Date of Award

Spring 1-1-2020

Degree Type

Dissertation

Degree Name

Doctor of Philosophy Degree

Department

Chemical And Biomedical Engineering

First Advisor

Gatica, Jorge E.

Second Advisor

JOANNE M. BELOVICH

Third Advisor

NOLAN B. HOLLAND

Abstract

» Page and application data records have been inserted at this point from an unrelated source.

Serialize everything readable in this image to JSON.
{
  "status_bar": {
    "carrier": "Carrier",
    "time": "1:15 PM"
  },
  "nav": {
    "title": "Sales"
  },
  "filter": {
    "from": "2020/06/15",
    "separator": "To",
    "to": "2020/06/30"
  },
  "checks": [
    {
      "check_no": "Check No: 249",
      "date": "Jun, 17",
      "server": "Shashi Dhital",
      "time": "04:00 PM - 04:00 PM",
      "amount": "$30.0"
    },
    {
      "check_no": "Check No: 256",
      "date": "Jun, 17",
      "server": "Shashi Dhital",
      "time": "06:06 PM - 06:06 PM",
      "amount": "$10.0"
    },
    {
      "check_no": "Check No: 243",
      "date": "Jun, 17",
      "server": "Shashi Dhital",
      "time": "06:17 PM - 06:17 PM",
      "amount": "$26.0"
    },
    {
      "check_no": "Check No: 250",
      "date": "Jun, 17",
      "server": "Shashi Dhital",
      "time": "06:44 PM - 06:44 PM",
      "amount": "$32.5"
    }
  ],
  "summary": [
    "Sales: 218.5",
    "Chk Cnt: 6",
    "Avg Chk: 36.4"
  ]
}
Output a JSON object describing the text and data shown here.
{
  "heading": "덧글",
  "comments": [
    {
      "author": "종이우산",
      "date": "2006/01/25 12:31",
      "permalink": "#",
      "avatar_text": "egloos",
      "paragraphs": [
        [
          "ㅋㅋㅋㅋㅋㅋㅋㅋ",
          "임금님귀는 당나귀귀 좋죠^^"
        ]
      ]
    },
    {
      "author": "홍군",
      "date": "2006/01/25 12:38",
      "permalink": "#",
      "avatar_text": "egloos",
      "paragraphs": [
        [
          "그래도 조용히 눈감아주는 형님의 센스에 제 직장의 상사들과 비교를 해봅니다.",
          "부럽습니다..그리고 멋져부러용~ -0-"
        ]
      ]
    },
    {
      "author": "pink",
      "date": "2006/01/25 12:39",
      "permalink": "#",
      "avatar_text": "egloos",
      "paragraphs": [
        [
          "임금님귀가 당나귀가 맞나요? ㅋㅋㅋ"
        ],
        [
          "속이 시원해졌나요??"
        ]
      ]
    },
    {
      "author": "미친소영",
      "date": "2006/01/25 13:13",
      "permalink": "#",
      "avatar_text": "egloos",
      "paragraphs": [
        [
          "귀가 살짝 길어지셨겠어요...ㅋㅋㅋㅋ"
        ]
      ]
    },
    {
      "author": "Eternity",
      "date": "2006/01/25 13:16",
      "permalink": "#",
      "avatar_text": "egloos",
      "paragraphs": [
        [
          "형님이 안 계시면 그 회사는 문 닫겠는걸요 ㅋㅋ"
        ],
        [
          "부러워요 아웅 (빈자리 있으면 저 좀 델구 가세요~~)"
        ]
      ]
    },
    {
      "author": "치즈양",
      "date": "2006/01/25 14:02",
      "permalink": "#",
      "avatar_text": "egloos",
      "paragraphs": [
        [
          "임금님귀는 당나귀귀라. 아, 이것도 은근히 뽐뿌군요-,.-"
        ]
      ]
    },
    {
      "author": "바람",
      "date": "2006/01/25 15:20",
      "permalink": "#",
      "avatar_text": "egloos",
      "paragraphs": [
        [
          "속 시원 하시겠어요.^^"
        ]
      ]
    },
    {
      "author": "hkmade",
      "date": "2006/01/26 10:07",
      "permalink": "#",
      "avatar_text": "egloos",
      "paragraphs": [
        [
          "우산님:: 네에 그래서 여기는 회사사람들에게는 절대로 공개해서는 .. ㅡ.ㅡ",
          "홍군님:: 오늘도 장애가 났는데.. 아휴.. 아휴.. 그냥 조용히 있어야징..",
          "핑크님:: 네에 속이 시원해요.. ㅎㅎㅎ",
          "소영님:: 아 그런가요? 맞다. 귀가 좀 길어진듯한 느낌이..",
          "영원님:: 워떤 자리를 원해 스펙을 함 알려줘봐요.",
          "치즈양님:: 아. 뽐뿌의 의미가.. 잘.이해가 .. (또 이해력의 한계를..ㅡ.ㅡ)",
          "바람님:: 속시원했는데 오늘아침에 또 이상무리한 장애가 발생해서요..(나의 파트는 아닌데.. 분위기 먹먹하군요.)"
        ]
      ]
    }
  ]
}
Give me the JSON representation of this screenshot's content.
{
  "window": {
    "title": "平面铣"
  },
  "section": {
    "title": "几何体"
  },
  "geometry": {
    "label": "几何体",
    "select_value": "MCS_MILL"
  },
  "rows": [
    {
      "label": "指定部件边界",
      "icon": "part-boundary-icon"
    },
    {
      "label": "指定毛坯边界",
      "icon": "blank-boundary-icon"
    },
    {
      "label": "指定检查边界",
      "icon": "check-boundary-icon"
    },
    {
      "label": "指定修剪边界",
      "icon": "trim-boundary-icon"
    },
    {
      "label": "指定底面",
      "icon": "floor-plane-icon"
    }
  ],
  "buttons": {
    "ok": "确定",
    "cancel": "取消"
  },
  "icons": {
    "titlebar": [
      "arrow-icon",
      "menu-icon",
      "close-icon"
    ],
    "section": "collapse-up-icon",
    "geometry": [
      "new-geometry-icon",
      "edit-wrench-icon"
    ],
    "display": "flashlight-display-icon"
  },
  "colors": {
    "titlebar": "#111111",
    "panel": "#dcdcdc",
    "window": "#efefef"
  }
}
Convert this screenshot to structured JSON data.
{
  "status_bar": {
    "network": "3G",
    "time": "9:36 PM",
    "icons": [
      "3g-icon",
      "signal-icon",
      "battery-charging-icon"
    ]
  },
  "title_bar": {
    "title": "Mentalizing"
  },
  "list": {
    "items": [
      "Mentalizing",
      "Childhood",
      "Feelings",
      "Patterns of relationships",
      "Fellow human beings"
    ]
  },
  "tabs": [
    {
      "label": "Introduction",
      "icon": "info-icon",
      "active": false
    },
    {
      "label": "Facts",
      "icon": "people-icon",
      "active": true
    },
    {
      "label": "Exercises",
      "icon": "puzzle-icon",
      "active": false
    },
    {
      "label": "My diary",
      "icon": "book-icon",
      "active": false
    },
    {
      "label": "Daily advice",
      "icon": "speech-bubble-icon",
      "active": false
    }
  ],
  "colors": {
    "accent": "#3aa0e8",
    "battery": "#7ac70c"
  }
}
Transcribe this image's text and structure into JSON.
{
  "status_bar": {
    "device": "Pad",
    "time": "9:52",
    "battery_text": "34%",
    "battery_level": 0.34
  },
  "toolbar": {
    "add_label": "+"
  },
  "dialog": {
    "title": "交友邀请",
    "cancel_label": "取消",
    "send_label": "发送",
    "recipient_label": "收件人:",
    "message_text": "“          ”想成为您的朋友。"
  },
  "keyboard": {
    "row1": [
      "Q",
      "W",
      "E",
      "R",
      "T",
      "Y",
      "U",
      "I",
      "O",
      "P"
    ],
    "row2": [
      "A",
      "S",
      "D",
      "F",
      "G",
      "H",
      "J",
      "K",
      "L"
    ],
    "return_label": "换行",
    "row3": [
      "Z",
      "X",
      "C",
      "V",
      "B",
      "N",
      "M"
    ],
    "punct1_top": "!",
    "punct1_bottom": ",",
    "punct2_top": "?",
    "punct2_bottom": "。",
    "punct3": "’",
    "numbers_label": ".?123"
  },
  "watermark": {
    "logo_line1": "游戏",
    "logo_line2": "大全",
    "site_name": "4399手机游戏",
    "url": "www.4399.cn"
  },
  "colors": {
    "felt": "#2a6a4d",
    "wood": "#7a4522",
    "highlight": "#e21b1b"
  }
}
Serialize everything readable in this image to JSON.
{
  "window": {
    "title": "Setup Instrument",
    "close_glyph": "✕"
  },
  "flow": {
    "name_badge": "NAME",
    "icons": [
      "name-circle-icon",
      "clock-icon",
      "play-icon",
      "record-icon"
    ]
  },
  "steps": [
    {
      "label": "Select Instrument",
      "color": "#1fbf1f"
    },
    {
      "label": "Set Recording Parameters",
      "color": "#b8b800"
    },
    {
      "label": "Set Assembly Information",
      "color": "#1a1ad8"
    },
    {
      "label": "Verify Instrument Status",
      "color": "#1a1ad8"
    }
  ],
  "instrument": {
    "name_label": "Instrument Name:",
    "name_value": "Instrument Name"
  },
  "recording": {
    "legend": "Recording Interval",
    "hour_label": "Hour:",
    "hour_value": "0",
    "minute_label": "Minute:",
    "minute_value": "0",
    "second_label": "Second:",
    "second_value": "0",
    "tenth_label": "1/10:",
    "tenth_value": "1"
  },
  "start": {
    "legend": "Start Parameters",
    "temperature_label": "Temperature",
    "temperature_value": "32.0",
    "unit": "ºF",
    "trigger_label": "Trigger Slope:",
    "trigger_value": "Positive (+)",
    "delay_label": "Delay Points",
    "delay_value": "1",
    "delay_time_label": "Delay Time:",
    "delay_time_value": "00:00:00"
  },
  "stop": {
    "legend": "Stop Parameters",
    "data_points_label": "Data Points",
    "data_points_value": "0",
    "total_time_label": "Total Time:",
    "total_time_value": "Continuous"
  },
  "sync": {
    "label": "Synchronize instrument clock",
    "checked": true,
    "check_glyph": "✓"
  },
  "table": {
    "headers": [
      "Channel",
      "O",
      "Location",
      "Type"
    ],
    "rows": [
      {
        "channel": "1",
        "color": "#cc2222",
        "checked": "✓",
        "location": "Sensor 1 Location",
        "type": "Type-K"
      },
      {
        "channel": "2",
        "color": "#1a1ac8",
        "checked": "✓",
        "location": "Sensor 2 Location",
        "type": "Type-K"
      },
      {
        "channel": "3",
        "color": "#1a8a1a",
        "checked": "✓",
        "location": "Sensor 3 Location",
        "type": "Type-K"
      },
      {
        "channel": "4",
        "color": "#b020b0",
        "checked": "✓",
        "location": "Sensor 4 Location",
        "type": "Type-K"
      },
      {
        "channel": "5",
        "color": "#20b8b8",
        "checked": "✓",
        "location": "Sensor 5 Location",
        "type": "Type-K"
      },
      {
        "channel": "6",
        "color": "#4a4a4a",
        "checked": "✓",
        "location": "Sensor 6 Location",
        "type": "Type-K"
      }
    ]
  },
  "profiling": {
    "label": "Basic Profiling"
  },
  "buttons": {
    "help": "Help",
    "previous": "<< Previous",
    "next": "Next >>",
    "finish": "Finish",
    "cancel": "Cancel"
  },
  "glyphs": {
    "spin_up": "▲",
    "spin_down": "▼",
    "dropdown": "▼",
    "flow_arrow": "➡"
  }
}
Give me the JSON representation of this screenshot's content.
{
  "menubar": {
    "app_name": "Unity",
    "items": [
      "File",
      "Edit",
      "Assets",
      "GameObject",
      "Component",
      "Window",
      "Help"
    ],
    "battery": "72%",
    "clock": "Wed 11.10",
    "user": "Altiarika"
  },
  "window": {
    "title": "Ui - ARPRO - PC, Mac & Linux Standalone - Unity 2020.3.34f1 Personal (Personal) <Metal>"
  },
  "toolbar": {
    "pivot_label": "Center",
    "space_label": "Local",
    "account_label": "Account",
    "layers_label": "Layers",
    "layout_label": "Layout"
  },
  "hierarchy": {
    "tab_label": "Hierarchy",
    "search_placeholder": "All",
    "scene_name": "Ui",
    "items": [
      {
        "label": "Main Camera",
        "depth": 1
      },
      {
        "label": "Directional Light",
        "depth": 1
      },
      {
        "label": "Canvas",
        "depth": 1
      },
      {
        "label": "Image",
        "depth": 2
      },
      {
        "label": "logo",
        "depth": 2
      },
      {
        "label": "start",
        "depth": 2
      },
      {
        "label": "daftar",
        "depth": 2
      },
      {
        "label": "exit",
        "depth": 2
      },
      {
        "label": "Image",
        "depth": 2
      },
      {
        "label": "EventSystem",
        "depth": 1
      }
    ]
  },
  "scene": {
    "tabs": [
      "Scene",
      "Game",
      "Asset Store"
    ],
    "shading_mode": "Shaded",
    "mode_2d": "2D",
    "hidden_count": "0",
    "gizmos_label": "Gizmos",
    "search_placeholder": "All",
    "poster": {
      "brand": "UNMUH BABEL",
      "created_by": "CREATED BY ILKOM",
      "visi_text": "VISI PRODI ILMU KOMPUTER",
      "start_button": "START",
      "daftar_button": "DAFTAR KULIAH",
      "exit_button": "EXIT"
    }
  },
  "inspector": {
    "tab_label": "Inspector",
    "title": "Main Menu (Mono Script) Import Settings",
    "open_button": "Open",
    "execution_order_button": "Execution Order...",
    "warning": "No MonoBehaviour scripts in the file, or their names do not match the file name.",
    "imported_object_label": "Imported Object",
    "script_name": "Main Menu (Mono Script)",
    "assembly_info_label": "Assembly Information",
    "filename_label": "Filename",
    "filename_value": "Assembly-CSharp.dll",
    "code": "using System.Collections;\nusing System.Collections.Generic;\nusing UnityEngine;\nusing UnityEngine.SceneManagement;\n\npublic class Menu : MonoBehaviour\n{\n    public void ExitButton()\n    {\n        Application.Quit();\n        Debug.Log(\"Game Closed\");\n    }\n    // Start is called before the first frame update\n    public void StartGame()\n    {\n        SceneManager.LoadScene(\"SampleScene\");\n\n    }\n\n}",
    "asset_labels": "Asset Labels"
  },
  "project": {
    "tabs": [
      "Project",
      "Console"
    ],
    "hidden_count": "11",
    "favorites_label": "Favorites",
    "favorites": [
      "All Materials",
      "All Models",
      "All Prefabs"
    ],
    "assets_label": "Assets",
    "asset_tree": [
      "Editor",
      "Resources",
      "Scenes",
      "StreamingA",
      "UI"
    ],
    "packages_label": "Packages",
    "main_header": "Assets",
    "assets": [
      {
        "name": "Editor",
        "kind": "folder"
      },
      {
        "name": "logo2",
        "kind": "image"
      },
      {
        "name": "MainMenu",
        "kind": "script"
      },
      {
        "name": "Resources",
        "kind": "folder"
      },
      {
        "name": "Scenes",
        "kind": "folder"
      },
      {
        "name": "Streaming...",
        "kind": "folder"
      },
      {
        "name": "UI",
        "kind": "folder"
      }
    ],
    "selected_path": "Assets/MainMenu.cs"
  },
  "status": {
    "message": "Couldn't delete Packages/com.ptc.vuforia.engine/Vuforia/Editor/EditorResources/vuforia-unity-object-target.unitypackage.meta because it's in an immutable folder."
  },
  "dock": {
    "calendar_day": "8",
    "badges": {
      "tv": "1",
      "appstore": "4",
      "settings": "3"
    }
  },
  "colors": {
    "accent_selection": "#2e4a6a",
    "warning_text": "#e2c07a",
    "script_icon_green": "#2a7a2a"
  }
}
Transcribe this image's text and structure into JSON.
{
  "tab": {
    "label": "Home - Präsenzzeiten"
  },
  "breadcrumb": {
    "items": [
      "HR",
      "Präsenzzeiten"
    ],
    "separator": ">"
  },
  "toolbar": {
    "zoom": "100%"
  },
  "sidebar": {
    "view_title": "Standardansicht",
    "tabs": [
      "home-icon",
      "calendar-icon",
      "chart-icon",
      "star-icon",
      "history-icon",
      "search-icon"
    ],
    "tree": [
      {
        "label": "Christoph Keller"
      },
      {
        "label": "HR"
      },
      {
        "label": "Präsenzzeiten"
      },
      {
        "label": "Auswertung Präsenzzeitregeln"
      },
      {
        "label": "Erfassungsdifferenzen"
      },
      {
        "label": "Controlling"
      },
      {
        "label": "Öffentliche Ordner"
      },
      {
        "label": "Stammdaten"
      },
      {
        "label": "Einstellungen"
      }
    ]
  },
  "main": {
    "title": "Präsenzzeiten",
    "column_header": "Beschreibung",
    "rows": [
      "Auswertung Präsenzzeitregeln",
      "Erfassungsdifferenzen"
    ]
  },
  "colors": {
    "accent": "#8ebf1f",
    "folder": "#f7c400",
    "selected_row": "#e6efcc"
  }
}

Regulation of brain metabolism and cerebral blood flow involves complex control systems with several interacting variables at both cellular and organ levels. Quantitative understanding of the spatially and temporally heterogeneous brain control mechanisms during internal and external stimuli requires the development and validation of a computational (mathematical) model of metabolic processes in brain tissue. A computational model of the biochemical pathways in brain is presented in this paper. The model structure consists of neurons, astrocytes, and a surrounding capillary network. Glucose is the major oxidative energy substrate in the brain. However, under hypoglycemic conditions such as during diet or fasting or other conditions induced by pathology, alternate energy substrates such as ketone bodies supplement glucose metabolism. In this study, the increased activity of the glutamate-glutamine shuttle is studied in conjunction with the observation that ketosis results in lower lactate levels in brain. A model of ketosis in brain is used to examine the partitioning of carbon units entering the tricarboxylic acid cycle at the level of acetyl-CoA. Using Flux Balance Analysis, we hypothesized that the carbon fluxes would shift towards an increase in flux rates stemming from the metabolism of ketone bodies with a proportional decrease in the flux of lactate derived from the astrocyte-neuron lactate shuttle. It was found that the model could predict an estimation of compartmentalized flux-balances (mitochondrial cytosolic) in standard and ketogenic diet conditions. Ketone body metabolism was found iii to be loosely coupled with glucose metabolism (astrocyte-neuron) suggesting important therapeutic implications

Share

COinS